'US ready to use force against North Korea'
ICBM test has made world a more dangerous place, says US ambassador
UNITED NATIONS: The US pushed for tougher sanctions on North Korea at the UN Security Council on Wednesday, warning that the regime's launch of an intercontinental ballistic missile (ICBM) had drastically narrowed the path for diplomacy.
US Ambassador Nikki Haley said Tuesday's ICBM test had made "the world a more dangerous place", and reiterated that Washington was ready to use force if need be to deal with the threat of a nuclear-armed Pyongyang.
At the UN, Ms Haley called the launch "a clear and sharp military escalation", and US and South Korean forces fired off missiles on Wednesday into the Sea of Japan simulating a precision strike against North Korea's leadership.
Washington had "considerable military forces", Ms Haley said. "We will use them if we must."
But the US focus, she told the council, was to push through tighter sanctions, and it would submit a new draft resolution within days, AFP reported.
South Korea's President Moon Jae In and his Chinese counterpart Xi Jinping agreed at a summit meeting yesterday that North Korea's test-launch was "unforgivable," Yonhap news agency reported.
Mr Xi told Mr Moon that China is committed to denuclearisation of the Korean Peninsula and a settlement of the issue via dialogue and consultation, state news agency Xinhua said.
Separately, China's vice-finance minister Zhu Guangyao said Beijing would implement all sanctions imposed on North Korea as a result of its missile tests, but warned the US not to use them as an excuse to impose sanctions against China's financial institutions, Reuters reported.
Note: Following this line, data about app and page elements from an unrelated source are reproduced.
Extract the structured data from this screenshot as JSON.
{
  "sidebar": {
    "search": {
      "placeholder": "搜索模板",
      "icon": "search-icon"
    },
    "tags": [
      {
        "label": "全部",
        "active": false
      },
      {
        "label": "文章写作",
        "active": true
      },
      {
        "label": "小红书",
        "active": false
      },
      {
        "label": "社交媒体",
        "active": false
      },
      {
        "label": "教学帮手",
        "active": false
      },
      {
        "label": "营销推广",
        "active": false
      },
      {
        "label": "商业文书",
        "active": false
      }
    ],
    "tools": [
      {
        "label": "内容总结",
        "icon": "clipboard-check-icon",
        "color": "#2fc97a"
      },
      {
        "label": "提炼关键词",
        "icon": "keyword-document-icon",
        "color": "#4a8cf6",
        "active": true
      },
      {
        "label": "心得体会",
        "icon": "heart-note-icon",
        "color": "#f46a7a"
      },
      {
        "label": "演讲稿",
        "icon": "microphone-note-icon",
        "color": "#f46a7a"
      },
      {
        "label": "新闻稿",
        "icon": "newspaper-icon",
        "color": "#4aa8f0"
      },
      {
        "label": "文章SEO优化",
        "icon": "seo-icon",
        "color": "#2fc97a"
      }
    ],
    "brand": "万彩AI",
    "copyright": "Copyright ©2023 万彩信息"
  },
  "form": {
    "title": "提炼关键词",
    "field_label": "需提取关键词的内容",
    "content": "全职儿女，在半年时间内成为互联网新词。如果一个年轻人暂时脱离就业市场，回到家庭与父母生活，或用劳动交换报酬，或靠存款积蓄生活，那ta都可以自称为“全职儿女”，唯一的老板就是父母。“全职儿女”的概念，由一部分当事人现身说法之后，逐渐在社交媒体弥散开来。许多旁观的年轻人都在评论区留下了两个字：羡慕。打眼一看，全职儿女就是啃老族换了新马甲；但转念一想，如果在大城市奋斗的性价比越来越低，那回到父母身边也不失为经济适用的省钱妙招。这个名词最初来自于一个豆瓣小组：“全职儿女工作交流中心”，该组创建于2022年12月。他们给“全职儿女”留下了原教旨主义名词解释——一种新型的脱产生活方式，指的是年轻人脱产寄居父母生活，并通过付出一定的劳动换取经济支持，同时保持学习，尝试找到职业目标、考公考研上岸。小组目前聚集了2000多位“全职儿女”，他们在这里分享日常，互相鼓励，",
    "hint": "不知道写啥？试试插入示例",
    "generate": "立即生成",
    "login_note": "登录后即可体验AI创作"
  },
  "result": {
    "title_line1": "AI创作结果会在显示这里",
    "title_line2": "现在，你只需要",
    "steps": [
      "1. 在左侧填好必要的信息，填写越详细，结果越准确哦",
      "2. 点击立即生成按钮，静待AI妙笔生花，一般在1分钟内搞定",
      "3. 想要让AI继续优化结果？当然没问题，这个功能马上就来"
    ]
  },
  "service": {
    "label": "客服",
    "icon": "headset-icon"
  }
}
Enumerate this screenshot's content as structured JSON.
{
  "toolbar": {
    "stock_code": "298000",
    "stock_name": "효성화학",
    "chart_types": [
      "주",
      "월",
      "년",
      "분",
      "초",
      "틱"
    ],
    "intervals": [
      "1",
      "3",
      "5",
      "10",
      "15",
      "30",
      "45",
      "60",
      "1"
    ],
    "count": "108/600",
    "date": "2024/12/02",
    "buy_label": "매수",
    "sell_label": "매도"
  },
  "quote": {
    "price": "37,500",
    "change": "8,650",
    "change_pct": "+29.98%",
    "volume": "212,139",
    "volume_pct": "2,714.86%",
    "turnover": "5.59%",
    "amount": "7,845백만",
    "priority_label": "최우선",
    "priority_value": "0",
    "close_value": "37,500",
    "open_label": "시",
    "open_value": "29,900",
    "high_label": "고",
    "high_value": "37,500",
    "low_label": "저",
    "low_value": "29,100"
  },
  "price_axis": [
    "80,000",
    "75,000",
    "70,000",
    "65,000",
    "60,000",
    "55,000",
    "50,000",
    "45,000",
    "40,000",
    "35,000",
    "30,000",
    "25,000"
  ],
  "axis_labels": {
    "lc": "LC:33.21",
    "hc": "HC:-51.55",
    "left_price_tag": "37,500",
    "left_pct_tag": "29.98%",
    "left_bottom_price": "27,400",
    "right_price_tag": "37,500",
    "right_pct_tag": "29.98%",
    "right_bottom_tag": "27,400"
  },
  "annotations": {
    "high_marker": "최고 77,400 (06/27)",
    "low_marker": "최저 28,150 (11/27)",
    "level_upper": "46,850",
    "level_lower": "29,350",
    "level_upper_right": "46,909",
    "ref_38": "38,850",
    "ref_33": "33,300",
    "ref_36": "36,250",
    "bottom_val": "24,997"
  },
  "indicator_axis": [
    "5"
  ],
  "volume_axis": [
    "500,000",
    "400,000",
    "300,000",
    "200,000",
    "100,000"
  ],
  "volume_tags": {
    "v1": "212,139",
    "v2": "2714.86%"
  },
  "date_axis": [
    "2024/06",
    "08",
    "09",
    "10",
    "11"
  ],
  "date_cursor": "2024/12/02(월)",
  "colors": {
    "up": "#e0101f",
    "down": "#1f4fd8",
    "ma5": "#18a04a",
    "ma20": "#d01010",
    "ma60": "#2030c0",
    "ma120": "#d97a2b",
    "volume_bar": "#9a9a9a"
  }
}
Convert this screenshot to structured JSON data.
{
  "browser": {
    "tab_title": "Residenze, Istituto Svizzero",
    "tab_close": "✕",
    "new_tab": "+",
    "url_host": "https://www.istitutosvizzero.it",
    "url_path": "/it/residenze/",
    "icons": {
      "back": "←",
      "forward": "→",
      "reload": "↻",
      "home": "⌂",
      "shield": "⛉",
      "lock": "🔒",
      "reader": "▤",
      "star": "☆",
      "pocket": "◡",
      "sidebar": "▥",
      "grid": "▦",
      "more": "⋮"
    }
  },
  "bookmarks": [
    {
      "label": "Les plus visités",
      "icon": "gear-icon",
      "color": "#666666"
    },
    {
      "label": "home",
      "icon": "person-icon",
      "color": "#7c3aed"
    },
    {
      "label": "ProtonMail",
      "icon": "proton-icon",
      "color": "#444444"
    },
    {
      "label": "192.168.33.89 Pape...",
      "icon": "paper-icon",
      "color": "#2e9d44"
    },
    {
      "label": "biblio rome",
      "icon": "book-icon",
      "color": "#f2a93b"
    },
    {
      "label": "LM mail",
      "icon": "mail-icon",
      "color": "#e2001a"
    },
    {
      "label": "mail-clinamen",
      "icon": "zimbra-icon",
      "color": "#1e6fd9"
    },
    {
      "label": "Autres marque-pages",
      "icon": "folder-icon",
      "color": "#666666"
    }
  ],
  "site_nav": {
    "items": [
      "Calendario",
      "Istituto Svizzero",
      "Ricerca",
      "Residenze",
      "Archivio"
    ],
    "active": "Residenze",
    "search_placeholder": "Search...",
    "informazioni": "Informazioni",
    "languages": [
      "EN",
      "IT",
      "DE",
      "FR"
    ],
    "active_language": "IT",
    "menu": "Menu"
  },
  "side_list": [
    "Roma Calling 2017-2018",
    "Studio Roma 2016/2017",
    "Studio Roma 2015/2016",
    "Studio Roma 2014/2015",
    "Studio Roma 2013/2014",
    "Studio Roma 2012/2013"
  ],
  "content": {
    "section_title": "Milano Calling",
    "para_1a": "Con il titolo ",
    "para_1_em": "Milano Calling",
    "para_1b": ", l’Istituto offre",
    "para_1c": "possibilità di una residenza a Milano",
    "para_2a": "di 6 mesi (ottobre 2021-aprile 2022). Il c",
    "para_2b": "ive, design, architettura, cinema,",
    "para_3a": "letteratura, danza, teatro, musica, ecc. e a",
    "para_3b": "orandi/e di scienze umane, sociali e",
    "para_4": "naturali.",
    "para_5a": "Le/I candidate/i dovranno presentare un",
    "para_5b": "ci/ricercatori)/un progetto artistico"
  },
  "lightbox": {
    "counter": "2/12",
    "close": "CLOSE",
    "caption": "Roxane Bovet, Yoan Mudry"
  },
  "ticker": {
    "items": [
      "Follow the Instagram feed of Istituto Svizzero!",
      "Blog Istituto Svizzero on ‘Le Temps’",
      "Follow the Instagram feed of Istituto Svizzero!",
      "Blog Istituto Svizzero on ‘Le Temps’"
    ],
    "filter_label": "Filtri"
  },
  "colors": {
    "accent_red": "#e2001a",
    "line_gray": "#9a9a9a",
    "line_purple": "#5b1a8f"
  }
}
Meanwhile, US President Donald Trump said yesterday he was considering a "pretty severe" response to North Korea.
"I call on all nations to confront this global threat and publicly demonstrate to North Korea that there are consequences for their very, very bad behaviour," Mr Trump said during a visit to Warsaw.
"I have pretty severe things that we're thinking about," he said, adding: "That doesn't mean that we'll do them."
In a meeting with German Chancellor Angela Merkel ahead of the G20 summit she is hosting, Mr Moon said the level of the North's nuclear and missile capabilities was already a problem, "but the bigger problem is that the speed of progress is far faster than expected".
Sanctions and pressure, he added, should be a means to push the North to the negotiating table, "and should not break the peace itself".
The European Union and Japan also called for further sanctions against North Korea.